The sensation that food is stuck in your throat is both distressing and uncomfortable. If you or a loved one experiences it regularly, it could be a sign of dysphagia, which is difficulty swallowing. People with dysphagia may also experience pain when they swallow.
Dysphagia can range from mild to severe, in which a person is completely unable to swallow. It can affect your ability to consume foods and liquid, or even drain your own saliva.
Dysphagia affects up to 15 million Americans, most of them older adults. Here at GastroDoxs, Dr. Bharat Pothuri and our experienced team assess patients with dysphagia to determine the underlying cause and offer individualized treatment.
Dysphagia can often go untreated, leaving patients vulnerable to nutritional deficiencies, aspiration pneumonia, and choking. If you suspect you have dysphagia, or a family member does, read on to learn more about the symptoms and when you should seek professional care.
Dysphagia is a medical term used to describe difficulty in swallowing or the sensation of food getting stuck in the throat or chest.

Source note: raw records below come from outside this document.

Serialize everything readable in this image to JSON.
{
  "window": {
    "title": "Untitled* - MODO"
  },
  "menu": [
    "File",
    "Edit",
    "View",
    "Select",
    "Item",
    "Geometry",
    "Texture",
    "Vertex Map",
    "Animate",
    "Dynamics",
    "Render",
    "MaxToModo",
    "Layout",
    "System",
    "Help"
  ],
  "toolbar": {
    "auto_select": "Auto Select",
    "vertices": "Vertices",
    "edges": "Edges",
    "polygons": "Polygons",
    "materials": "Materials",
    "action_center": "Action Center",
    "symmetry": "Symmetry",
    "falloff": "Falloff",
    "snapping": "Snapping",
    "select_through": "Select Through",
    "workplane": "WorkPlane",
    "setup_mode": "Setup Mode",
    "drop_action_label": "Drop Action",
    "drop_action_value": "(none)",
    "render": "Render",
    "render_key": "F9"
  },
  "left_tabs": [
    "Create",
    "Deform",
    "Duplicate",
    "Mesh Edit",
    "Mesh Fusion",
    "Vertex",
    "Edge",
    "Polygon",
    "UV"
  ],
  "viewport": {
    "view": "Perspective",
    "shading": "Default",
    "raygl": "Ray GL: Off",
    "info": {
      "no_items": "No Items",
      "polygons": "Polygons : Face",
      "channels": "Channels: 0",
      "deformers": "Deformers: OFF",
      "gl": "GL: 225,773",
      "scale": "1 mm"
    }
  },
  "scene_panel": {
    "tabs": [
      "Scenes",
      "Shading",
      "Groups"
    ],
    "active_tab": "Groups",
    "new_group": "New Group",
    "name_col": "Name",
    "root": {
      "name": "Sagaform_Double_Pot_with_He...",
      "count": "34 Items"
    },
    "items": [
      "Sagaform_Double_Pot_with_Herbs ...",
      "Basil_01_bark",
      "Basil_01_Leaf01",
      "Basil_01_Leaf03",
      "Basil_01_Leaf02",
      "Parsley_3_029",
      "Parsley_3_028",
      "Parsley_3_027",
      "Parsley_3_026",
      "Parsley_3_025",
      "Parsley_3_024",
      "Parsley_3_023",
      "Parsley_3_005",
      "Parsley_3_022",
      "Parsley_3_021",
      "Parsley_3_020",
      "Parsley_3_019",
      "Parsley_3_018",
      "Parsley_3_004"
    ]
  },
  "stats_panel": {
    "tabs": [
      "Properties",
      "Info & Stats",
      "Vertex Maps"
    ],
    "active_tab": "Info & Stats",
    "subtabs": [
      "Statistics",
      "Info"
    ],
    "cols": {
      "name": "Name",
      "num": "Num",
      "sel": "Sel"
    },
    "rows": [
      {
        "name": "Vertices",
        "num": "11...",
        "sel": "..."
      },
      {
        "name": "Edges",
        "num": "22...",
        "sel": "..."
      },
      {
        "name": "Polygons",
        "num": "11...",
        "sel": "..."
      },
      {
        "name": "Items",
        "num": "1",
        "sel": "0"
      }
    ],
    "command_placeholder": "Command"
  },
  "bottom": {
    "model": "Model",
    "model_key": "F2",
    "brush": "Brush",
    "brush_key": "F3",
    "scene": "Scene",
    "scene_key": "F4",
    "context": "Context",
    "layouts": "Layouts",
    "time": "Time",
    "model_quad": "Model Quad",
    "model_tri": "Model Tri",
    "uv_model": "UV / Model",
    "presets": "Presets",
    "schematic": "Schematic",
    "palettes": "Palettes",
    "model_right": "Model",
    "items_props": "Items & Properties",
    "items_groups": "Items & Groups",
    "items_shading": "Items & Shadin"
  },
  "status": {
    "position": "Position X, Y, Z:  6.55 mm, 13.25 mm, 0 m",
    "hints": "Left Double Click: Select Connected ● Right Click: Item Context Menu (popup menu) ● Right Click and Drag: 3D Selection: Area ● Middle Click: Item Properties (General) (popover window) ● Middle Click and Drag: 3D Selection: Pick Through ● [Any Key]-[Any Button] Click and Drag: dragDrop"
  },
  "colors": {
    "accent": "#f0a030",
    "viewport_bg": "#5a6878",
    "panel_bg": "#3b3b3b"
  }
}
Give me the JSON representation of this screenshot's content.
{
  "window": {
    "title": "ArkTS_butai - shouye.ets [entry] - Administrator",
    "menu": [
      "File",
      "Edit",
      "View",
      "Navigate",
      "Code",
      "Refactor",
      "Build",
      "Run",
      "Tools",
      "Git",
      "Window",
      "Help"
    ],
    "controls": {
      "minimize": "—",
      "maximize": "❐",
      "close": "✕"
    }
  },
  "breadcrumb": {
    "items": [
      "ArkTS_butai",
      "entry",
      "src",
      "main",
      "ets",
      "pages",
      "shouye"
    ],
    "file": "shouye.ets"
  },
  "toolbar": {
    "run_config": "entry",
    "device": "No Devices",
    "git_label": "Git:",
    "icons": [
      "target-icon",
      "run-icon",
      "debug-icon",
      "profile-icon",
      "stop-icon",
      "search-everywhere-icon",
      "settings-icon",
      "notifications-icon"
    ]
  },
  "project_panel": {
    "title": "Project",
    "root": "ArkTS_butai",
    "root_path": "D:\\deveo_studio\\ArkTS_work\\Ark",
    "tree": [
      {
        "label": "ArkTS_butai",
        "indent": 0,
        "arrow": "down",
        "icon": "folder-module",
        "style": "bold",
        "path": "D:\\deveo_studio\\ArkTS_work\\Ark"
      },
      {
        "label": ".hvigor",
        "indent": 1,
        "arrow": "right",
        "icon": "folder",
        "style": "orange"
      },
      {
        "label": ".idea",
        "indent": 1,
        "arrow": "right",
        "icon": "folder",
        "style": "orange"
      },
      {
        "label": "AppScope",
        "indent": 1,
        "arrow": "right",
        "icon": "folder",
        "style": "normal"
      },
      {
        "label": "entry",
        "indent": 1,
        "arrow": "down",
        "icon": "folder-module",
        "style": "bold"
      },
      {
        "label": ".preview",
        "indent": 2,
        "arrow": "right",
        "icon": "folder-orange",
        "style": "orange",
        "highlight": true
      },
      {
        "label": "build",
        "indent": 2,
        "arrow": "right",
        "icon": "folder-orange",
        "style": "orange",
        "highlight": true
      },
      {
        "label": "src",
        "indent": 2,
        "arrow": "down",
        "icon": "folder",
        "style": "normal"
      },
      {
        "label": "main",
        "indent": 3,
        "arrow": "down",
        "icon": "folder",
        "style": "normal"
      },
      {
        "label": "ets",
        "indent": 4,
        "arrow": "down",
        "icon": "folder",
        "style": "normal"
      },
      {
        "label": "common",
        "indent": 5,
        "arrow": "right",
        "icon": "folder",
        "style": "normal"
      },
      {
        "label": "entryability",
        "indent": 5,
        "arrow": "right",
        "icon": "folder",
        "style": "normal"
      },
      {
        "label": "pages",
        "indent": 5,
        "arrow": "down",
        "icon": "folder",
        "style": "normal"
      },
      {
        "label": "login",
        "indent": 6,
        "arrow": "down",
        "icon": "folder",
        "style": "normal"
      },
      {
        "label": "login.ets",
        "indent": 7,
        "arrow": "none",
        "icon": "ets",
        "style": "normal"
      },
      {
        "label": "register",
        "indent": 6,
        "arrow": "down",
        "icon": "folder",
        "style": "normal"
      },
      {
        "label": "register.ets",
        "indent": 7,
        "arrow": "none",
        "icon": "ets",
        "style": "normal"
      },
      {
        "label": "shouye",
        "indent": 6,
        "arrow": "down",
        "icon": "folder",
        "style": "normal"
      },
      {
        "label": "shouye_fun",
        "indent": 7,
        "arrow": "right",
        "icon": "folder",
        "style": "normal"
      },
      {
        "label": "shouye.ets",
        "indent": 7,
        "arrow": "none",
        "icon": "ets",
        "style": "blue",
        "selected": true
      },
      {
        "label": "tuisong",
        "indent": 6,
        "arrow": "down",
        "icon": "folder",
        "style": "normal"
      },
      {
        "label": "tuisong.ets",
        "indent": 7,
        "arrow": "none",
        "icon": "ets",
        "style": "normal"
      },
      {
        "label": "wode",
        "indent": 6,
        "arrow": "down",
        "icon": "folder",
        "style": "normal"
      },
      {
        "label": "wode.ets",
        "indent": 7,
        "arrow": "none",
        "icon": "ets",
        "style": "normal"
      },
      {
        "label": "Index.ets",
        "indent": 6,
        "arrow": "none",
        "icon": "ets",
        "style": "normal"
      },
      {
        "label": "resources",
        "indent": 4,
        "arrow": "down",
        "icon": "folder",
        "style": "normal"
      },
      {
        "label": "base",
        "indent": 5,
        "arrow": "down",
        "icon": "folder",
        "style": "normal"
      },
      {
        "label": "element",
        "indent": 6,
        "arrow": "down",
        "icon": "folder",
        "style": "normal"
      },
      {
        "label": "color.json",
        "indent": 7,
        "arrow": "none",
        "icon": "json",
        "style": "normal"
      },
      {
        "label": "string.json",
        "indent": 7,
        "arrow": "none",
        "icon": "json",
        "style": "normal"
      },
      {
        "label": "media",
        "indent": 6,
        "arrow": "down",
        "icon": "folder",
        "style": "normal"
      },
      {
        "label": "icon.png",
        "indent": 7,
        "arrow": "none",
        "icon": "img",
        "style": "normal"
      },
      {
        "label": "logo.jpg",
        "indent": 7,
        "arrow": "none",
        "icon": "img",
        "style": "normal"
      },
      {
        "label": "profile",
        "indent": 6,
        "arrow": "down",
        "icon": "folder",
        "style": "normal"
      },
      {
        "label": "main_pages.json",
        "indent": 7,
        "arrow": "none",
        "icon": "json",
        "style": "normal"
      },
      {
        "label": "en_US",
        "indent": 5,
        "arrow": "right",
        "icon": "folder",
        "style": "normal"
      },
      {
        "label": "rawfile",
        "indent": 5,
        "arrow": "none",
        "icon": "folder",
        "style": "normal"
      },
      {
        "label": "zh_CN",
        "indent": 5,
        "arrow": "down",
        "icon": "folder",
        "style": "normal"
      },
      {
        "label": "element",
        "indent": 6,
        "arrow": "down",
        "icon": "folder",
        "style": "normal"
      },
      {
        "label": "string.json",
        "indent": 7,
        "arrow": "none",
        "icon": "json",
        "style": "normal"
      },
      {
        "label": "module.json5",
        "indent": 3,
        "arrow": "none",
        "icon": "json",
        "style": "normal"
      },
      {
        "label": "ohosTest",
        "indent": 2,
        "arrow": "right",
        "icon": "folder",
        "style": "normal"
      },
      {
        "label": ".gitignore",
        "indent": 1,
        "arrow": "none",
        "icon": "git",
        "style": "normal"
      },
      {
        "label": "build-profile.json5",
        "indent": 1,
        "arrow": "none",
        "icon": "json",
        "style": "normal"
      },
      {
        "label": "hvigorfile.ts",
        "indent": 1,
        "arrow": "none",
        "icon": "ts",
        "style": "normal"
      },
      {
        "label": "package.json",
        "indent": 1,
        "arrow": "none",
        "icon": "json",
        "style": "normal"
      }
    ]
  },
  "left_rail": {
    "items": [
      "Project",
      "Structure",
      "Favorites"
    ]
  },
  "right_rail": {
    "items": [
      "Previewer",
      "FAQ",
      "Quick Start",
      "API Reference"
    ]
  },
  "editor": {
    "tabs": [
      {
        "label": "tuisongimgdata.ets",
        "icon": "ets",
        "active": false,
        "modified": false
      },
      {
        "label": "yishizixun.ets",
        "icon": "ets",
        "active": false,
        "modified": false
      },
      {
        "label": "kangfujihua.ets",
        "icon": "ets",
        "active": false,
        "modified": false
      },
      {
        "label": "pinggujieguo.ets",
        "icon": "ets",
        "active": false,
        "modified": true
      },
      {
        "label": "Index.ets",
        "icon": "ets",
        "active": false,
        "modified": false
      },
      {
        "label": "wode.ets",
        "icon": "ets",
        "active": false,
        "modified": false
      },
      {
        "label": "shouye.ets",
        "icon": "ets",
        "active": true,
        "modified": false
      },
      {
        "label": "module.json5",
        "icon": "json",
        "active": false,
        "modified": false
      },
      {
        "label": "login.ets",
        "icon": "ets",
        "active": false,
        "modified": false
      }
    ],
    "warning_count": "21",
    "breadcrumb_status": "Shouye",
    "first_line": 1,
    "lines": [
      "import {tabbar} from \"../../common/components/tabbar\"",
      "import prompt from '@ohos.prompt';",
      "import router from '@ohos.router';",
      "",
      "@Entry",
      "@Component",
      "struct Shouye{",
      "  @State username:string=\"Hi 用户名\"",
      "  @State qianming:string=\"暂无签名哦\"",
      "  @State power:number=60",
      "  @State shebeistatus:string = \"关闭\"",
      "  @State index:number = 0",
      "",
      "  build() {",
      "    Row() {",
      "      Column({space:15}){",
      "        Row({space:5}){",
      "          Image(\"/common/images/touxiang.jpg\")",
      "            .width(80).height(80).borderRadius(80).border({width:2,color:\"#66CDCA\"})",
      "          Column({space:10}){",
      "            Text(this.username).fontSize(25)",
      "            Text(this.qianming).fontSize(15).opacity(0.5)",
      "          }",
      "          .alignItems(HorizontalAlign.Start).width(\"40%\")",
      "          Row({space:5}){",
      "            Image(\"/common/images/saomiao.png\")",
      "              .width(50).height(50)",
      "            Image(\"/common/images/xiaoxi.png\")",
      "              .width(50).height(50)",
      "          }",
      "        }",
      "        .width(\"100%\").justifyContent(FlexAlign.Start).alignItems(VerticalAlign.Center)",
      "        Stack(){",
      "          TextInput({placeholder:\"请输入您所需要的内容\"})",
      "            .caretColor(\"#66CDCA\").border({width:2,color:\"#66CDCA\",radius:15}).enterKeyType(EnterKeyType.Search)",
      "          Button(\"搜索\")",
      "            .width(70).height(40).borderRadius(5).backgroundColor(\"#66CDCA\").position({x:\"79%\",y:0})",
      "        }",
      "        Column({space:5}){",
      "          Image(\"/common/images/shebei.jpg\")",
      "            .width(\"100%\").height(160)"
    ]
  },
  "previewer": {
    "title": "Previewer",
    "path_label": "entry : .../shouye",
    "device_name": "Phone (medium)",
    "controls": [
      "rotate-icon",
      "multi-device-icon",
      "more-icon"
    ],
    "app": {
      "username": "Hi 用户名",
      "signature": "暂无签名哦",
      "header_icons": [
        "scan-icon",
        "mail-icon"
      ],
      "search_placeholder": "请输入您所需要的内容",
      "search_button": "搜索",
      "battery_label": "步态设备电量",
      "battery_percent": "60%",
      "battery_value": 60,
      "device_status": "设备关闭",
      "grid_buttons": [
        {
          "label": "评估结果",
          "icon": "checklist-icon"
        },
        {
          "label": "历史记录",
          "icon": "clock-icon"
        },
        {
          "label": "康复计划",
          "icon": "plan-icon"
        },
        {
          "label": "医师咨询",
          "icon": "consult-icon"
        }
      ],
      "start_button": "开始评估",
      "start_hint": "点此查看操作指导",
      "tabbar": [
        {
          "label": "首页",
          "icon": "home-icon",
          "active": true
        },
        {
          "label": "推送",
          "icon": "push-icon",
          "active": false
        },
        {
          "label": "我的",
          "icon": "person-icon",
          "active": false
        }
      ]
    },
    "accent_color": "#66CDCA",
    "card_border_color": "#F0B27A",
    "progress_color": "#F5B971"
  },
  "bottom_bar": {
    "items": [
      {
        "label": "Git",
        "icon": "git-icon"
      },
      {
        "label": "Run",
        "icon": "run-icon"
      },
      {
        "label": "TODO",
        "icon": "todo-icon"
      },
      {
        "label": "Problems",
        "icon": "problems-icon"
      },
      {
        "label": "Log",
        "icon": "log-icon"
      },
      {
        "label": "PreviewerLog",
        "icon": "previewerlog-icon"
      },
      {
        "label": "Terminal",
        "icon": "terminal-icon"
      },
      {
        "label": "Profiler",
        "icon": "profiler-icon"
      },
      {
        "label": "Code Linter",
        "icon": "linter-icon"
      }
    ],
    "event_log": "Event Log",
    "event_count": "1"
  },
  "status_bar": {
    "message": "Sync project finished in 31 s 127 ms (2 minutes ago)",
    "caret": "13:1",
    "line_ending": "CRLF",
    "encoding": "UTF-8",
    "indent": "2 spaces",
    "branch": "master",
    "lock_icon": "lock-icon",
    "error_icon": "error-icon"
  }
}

There are two types of dysphagia, oropharyngeal and esophageal. Oropharyngeal dysphagia describes difficulty initiating swallowing. Esophageal dysphagia describes difficulty in passing food down the esophagus. If you feel like you have food stuck in your throat, you probably have esophageal dysphagia.
In addition to feeling like you have food stuck in your throat, you may find that you cough or clear your throat while eating certain foods. Pills may also feel like they get stuck. Your voice can develop a gurgling or wet quality after eating and drinking, too.
Causes of dysphagia
Dysphagia may result from common conditions, like gastroesophageal reflux disease (GERD), obstructive tumors or growths in the esophagus, or weakening of the muscles and nerves associated with swallowing due to stroke or aging.
Some other common causes of dysphagia include:
This is an allergic, inflammatory condition of the esophagus that can lead to swallowing difficulties.
When a portion of the stomach protrudes through the diaphragm, it can impede the normal passage of food.
Achalasia is a rare disorder in which the lower esophageal sphincter fails to relax, making it difficult for food to pass into the stomach.
Certain neurological disorders, including Parkinson’s disease, can affect the coordination of the swallowing process.
Zenker’s diverticulum is a pouch that forms in the esophagus, trapping food particles and causing difficulty in swallowing.
When to seek medical care
If you experience recurring sensations of food getting stuck in your throat or any difficulty in swallowing, seek prompt medical evaluation. A gastroenterologist like Dr. Pothuri can do a thorough evaluation that may include a physical examination, diagnostic tests, and imaging, including endoscopy.
An endoscopy uses a flexible, thin tube with a camera and light source to examine and possibly correct issues in the esophagus.
Treatment options for dysphagia
Treatment for dysphagia depends on the underlying cause. Dr. Pothuri coordinates with other care providers such as neurologists or oncologists, if needed.
Successful treatment plans for dysphagia often include:
Adjusting their eating habits can help a person with dysphagia feel more comfortable and get adequate nutrition. Changes may include eating smaller and more frequent meals, avoiding trigger foods, and maintaining an upright posture after meals.
Dr. Pothuri may prescribe acid-suppressing medications for GERD or anti-inflammatory drugs for esophagitis if either is the cause of dysphagia.
You may undergo dilation of esophageal strictures (abnormal narrowing of the esophagus) or removal of small tumors can be performed using endoscopy.
In severe cases, surgery may be necessary to correct structural abnormalities.
Don’t ignore the uncomfortable sensation of food being stuck in your throat. Set up an appointment at GastroDoxs today. Click here to book an appointment or call our office in Houston, Texas.